A newly-mastered, slightly problematic 70mm print of Kirk Douglas and Stanley Kubrick‘s Spartacus (’60) was screened last night at the Academy theatre. And I’m sorry to say that it looked a bit darker than it needed to be (and no, it wasn’t the fault of the Academy’s projector lamp). To indicate the problem I’ve posted crude simulations of the difference between how Spartacus looks on Universal Home Video’s excessively DNR’ed Bluray vs. what we saw last night.

Simulation of how this Capua gladiatorial school scene looks on the “shiny” Spartacus Bluray.

Simulation of how this same scene looked last night during the Academy’s 70mm presntation.

The bottom line is that many of the details didn’t seem as crisp and needle-sharp as they are on Universal Home Video’s “shiny” Bluray, which is considered by grain monks to be just as bad as Fox Home Video’s overly glossy Patton. The close-ups on the big screen were magnificent but many of the particulars captured by Russell Metty‘s Super-Technirama 70 cinematography were simply obscured in shadows. This, I regret to say, is the way it is almost every time I see a 70mm film projected at the Academy or the Aero or Hollywood’s American Cinematheque. 70mm just doesn’t stand up to Blurays or DCPs. The absolute best large-format presentation I’ve recently seen was the big Lawrence of Arabia screening at the Academy, but that was a DCP.

Are Universal Home Video execs listening? You guys need to allow Robert Harris, who co-directed the original Spartacus restoration in 1990, to do a Bluray that’s really right, and I mean in a way that truly captures the textured wholeness of Mr. Metty’s photography. Your current “shiny” version isn’t right, last night’s 70mm print wasn’t really right — and you can’t let the “shiny” version be the last word.

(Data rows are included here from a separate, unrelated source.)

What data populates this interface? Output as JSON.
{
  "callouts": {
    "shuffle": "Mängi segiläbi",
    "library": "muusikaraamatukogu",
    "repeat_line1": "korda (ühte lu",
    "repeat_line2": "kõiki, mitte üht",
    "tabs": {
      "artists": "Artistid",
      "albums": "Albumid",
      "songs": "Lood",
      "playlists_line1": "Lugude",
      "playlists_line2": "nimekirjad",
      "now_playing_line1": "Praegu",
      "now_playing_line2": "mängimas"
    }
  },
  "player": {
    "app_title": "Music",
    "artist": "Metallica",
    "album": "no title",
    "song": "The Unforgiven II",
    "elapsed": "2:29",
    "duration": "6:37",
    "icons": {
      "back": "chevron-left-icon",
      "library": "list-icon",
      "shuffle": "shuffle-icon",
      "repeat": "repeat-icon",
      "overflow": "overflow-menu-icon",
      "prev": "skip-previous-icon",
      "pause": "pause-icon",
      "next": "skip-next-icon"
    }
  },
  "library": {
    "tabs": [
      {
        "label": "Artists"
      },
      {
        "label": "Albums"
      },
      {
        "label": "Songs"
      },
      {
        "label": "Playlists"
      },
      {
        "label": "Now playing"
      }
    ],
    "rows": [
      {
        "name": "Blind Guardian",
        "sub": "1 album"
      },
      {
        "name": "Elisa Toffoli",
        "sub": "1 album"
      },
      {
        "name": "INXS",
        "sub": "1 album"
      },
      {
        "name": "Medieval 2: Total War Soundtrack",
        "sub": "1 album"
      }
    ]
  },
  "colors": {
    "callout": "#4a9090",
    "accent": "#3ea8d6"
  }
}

Producer-star Kirk Douglas, 95, showed up before the film began to speak with Pete Hammond, ands was his usual plucky, good-humored self, old-mannish in some respects but very sharp and on-the-stick in others. He and Hammond recounted how Douglas’s tough-darts decision to give blacklisted screenwriter Dalton Trumbo full credit in the opening titles had essentially ended the Hollywood blacklist. This story and others about the making of this 1960 film are recounted in Douglas’s new book, “I Am Spartacus!” (which I haven’t read but intend to get into). Douglas mentioned that his son, Michael, has recorded the audio version.

After introducing Douglas and Hammond and before surrendering the mike and leaving the stage, Academy president Hawk Koch said to Douglas, “Kirk, I just want you to know that I’m Spartacus.” At which point pretty much everyone in the seats (and I’m talking about at least a couple of hundred people) leapt to their feet and began shouting “I’m Spartacus!” and “No, I’m Spartacus!” and so on. It was quite a moment. A minute later I was asking myself, “Did that just happen?” Update: I got there about ten minutes before the chat began and didn’t realize that this audience-response thing was orchestrated by Tom Sherak — i.e., he had asked everyone to do this.

“Shiny” Universal Home Video Bluray version

Simulation of 70mm projected version of same shot.

Last December I passed along a funny Spartacus story told by James Toback, one that happened during the cutting. The story came from editor Robert Lawrence, who later edited Toback’s Fingers and Exposed.

Kubrick and Lawrence were editing the finale when Jean Simmons, escaping from Rome with the help of Peter Ustinov, is saying goodbye to Douglas, who’s dying on a cross. Kubrick told Lawrence he didn’t want to use what he felt was a grotesque close-up of Douglas. Lawrence said the shot wasn’t so bad, and in any case Douglas will surely complain when he notices that his closeup is missing. “I don’t care what he says,” Kubrick said. “I’m the director…take it out.” They later showed the scene to Douglas, and his immediate comment was “Where’s my closeup?” Kubrick shrugged and said, “I don’t know, Kirk.” He then turned to Lawrence and said, “Where’s his close-up?”